The residencies are informal. “We’re just working, and people can talk to us,” Hall says. For the full roster of this summer’s Indian guest artists, go to nps.gov/grte/planyourvisit. Hall is taking this year off because of Covid-19, but look for Andrea Two Bulls and also Thom. Thom was a constant presence at the guest artist program because of his position as a ranger (interpretation) at Colter Bay, but this will only be his second time as a guest artist. (In 1981, he took the summer off from the NPS and was a guest artist. He’s able to be a guest artist now because he retired from the NPS last year.)
The Vernon Collection
An unlikely, expansive collection that brought Indian art and artifacts to GTNP.
David T. Vernon’s collection of Native American art and artifacts started with arrowheads found on a Lake Michigan beach. It was the early twentieth century, Vernon was a Boy Scout, and arrowheads were cool. He began combing beaches regularly looking for more. By the time he was a teen, his interest in arrowheads had widened to include the culture of the people who had made them. In high school, Vernon worked on dude ranches in Wyoming and Montana and came to know the Crow and Blackfoot tribes. He bought as much work from their artists as he could afford. After establishing a career as an illustrator, Vernon continued collecting and became known as an expert collector, particularly of the Reservation Period (1875–1900). By the 1960s, he had one of the finest collections of Indian art and artifacts in the country; it included pieces from one hundred tribes.
Vernon’s goal was to one day open his own museum, with his collection as the main exhibit, but he was not able to make this happen. Wanting his collection to be shared, in the late 1960s he sold it to Laurance S. Rockefeller, then president of the Jackson Hole Preserve, an organization committed to the preservation of the history of the West, on the condition that it be displayed in a museum.
In 1972, the Colter Bay Indian Arts Museum opened to exhibit Vernon’s collection, which Rockefeller first loaned to the park before donating it in 1976. Google Arts & Culture includes two online exhibits about the Vernon Collection. Find them by searching for “David T. Vernon” at artsandculture.google.com.
Putting a collection into long-term storage.

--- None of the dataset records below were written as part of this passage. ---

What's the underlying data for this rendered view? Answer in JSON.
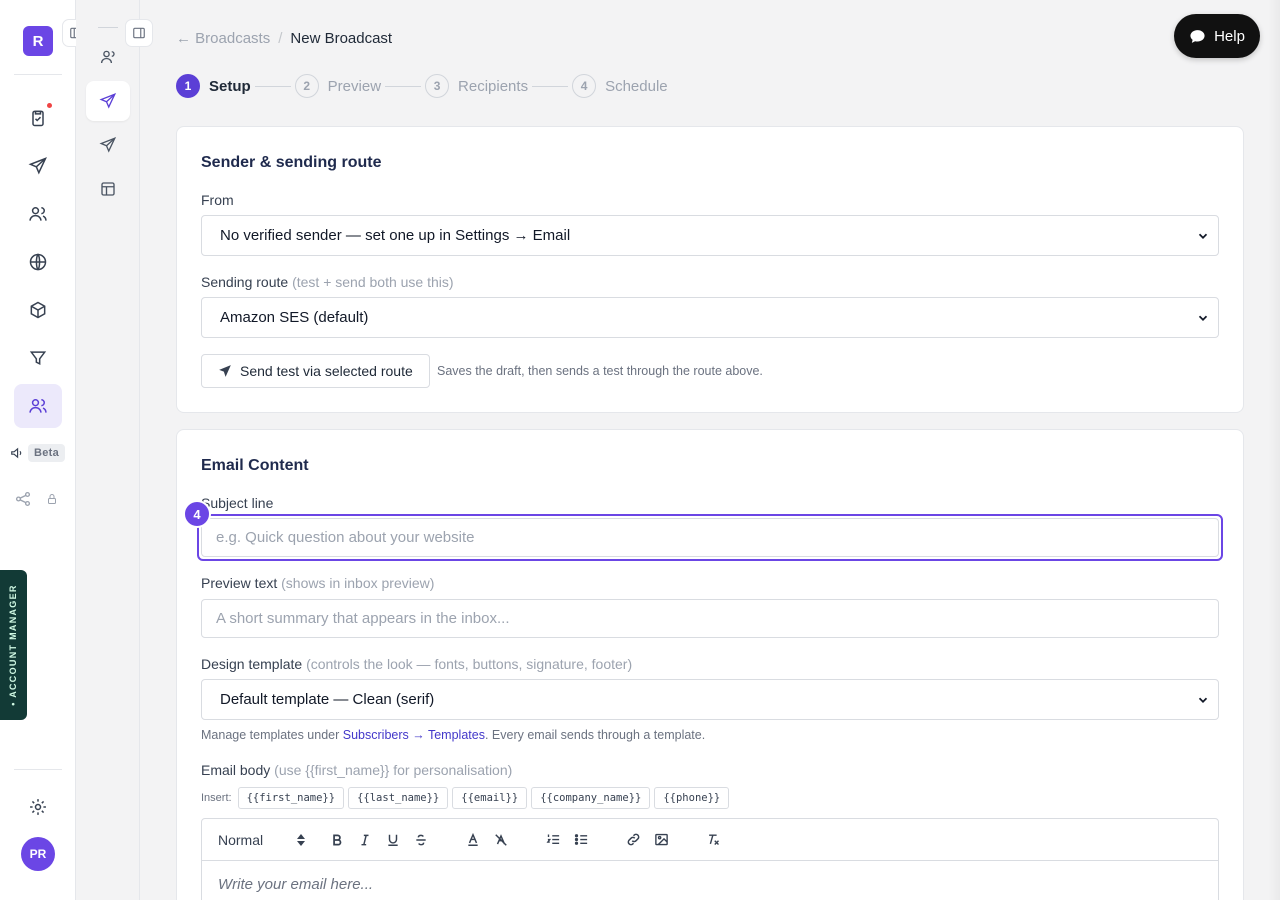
{
  "rail": {
    "logo_letter": "R",
    "beta_label": "Beta",
    "account_manager": "• ACCOUNT MANAGER",
    "avatar_initials": "PR"
  },
  "breadcrumb": {
    "back": "← Broadcasts",
    "separator": "/",
    "current": "New Broadcast"
  },
  "help": {
    "label": "Help"
  },
  "stepper": {
    "steps": [
      {
        "num": "1",
        "label": "Setup",
        "active": true
      },
      {
        "num": "2",
        "label": "Preview",
        "active": false
      },
      {
        "num": "3",
        "label": "Recipients",
        "active": false
      },
      {
        "num": "4",
        "label": "Schedule",
        "active": false
      }
    ]
  },
  "sender": {
    "title": "Sender & sending route",
    "from_label": "From",
    "from_value": "No verified sender — set one up in Settings → Email",
    "route_label": "Sending route",
    "route_hint": "(test + send both use this)",
    "route_value": "Amazon SES (default)",
    "test_button": "Send test via selected route",
    "test_note": "Saves the draft, then sends a test through the route above."
  },
  "content": {
    "title": "Email Content",
    "tour_badge": "4",
    "subject_label": "Subject line",
    "subject_placeholder": "e.g. Quick question about your website",
    "preview_label": "Preview text",
    "preview_hint": "(shows in inbox preview)",
    "preview_placeholder": "A short summary that appears in the inbox...",
    "template_label": "Design template",
    "template_hint": "(controls the look — fonts, buttons, signature, footer)",
    "template_value": "Default template — Clean (serif)",
    "manage_prefix": "Manage templates under ",
    "manage_link": "Subscribers → Templates",
    "manage_suffix": ". Every email sends through a template.",
    "body_label": "Email body",
    "body_hint": "(use {{first_name}} for personalisation)",
    "insert_label": "Insert:",
    "merge_tags": [
      "{{first_name}}",
      "{{last_name}}",
      "{{email}}",
      "{{company_name}}",
      "{{phone}}"
    ],
    "toolbar_format": "Normal",
    "editor_placeholder": "Write your email here..."
  },
  "colors": {
    "accent": "#6b46e5",
    "help_bg": "#111111",
    "account_tab": "#123a36"
  }
}
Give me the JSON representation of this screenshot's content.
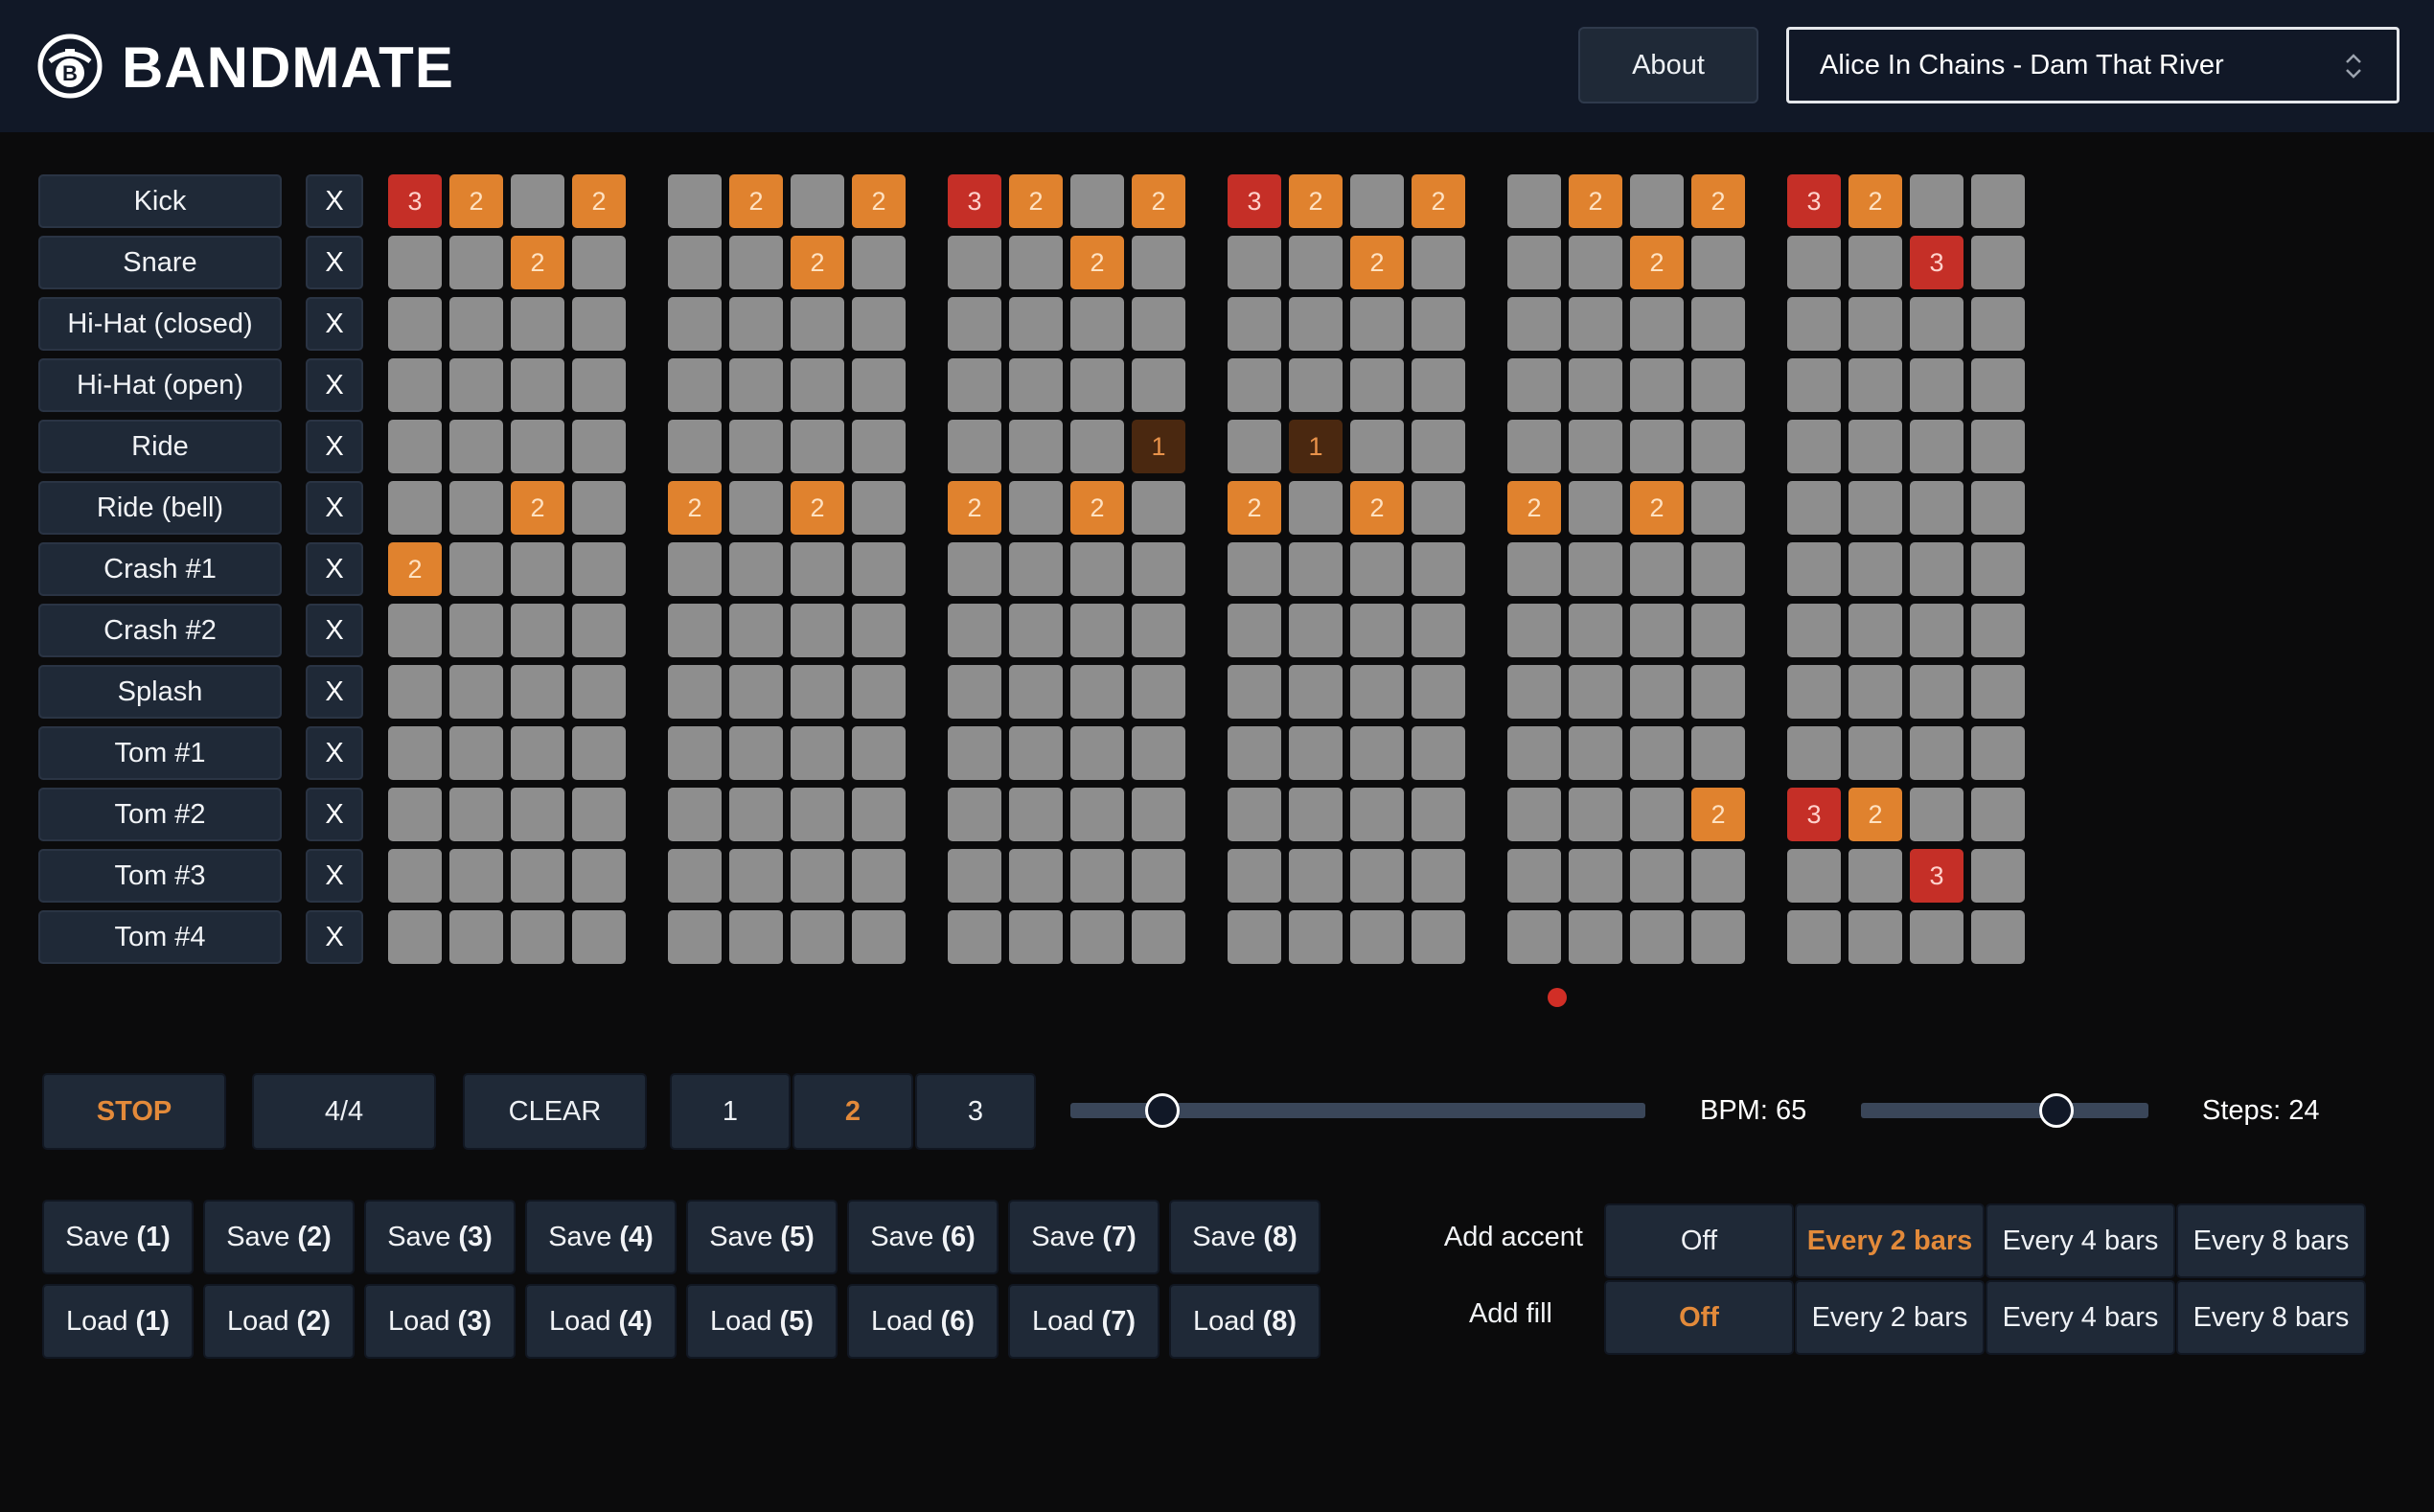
{
  "app": {
    "brand": "BANDMATE",
    "about_label": "About",
    "song_selected": "Alice In Chains - Dam That River"
  },
  "colors": {
    "accent": "#e38a3a",
    "hit_level_1": "#4a2810",
    "hit_level_2": "#e0822e",
    "hit_level_3": "#c52f27",
    "empty_cell": "#8e8e8e",
    "panel": "#1f2937",
    "header": "#111827"
  },
  "icons": {
    "logo": "drum-logo-icon",
    "select": "chevron-updown-icon"
  },
  "mute_label": "X",
  "rows": [
    {
      "name": "Kick",
      "steps": [
        3,
        2,
        0,
        2,
        0,
        2,
        0,
        2,
        3,
        2,
        0,
        2,
        3,
        2,
        0,
        2,
        0,
        2,
        0,
        2,
        3,
        2,
        0,
        0
      ]
    },
    {
      "name": "Snare",
      "steps": [
        0,
        0,
        2,
        0,
        0,
        0,
        2,
        0,
        0,
        0,
        2,
        0,
        0,
        0,
        2,
        0,
        0,
        0,
        2,
        0,
        0,
        0,
        3,
        0
      ]
    },
    {
      "name": "Hi-Hat (closed)",
      "steps": [
        0,
        0,
        0,
        0,
        0,
        0,
        0,
        0,
        0,
        0,
        0,
        0,
        0,
        0,
        0,
        0,
        0,
        0,
        0,
        0,
        0,
        0,
        0,
        0
      ]
    },
    {
      "name": "Hi-Hat (open)",
      "steps": [
        0,
        0,
        0,
        0,
        0,
        0,
        0,
        0,
        0,
        0,
        0,
        0,
        0,
        0,
        0,
        0,
        0,
        0,
        0,
        0,
        0,
        0,
        0,
        0
      ]
    },
    {
      "name": "Ride",
      "steps": [
        0,
        0,
        0,
        0,
        0,
        0,
        0,
        0,
        0,
        0,
        0,
        1,
        0,
        1,
        0,
        0,
        0,
        0,
        0,
        0,
        0,
        0,
        0,
        0
      ]
    },
    {
      "name": "Ride (bell)",
      "steps": [
        0,
        0,
        2,
        0,
        2,
        0,
        2,
        0,
        2,
        0,
        2,
        0,
        2,
        0,
        2,
        0,
        2,
        0,
        2,
        0,
        0,
        0,
        0,
        0
      ]
    },
    {
      "name": "Crash #1",
      "steps": [
        2,
        0,
        0,
        0,
        0,
        0,
        0,
        0,
        0,
        0,
        0,
        0,
        0,
        0,
        0,
        0,
        0,
        0,
        0,
        0,
        0,
        0,
        0,
        0
      ]
    },
    {
      "name": "Crash #2",
      "steps": [
        0,
        0,
        0,
        0,
        0,
        0,
        0,
        0,
        0,
        0,
        0,
        0,
        0,
        0,
        0,
        0,
        0,
        0,
        0,
        0,
        0,
        0,
        0,
        0
      ]
    },
    {
      "name": "Splash",
      "steps": [
        0,
        0,
        0,
        0,
        0,
        0,
        0,
        0,
        0,
        0,
        0,
        0,
        0,
        0,
        0,
        0,
        0,
        0,
        0,
        0,
        0,
        0,
        0,
        0
      ]
    },
    {
      "name": "Tom #1",
      "steps": [
        0,
        0,
        0,
        0,
        0,
        0,
        0,
        0,
        0,
        0,
        0,
        0,
        0,
        0,
        0,
        0,
        0,
        0,
        0,
        0,
        0,
        0,
        0,
        0
      ]
    },
    {
      "name": "Tom #2",
      "steps": [
        0,
        0,
        0,
        0,
        0,
        0,
        0,
        0,
        0,
        0,
        0,
        0,
        0,
        0,
        0,
        0,
        0,
        0,
        0,
        2,
        3,
        2,
        0,
        0
      ]
    },
    {
      "name": "Tom #3",
      "steps": [
        0,
        0,
        0,
        0,
        0,
        0,
        0,
        0,
        0,
        0,
        0,
        0,
        0,
        0,
        0,
        0,
        0,
        0,
        0,
        0,
        0,
        0,
        3,
        0
      ]
    },
    {
      "name": "Tom #4",
      "steps": [
        0,
        0,
        0,
        0,
        0,
        0,
        0,
        0,
        0,
        0,
        0,
        0,
        0,
        0,
        0,
        0,
        0,
        0,
        0,
        0,
        0,
        0,
        0,
        0
      ]
    }
  ],
  "playhead_step": 17,
  "transport": {
    "stop_label": "STOP",
    "time_signature": "4/4",
    "clear_label": "CLEAR",
    "subdivisions": [
      "1",
      "2",
      "3"
    ],
    "subdivision_selected": 1
  },
  "bpm": {
    "label": "BPM: 65",
    "value": 65,
    "level": 0.16
  },
  "steps": {
    "label": "Steps: 24",
    "value": 24,
    "level": 0.68
  },
  "slots": {
    "save_label": "Save",
    "load_label": "Load",
    "numbers": [
      "(1)",
      "(2)",
      "(3)",
      "(4)",
      "(5)",
      "(6)",
      "(7)",
      "(8)"
    ]
  },
  "options": {
    "accent_label": "Add accent",
    "fill_label": "Add fill",
    "choices": [
      "Off",
      "Every 2 bars",
      "Every 4 bars",
      "Every 8 bars"
    ],
    "accent_selected": 1,
    "fill_selected": 0
  }
}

For forty years, more than half of the 1,428 pieces in the David T. Vernon collection of Indian art and artifacts were on continuous display at the Colter Bay Indian Arts Museum. Starting in 2005, pieces that were not on display went through meticulous conservation work at the Western Archaeological Conservation Center (WACC) in Tucson, Arizona. The museum was closed in 2011 so that the pieces on display could go through the same conservation process. By 2020, the 1,357 items in the collection that required conservation work were finished. “The whole point is to slow deterioration and minimize loss from the collection,” Guild says. “Thanks to this conservation work, the objects are going to exceed all expectations of how long they will last.” To ensure they continue to last, at any given time the majority of the collection will be in storage. JH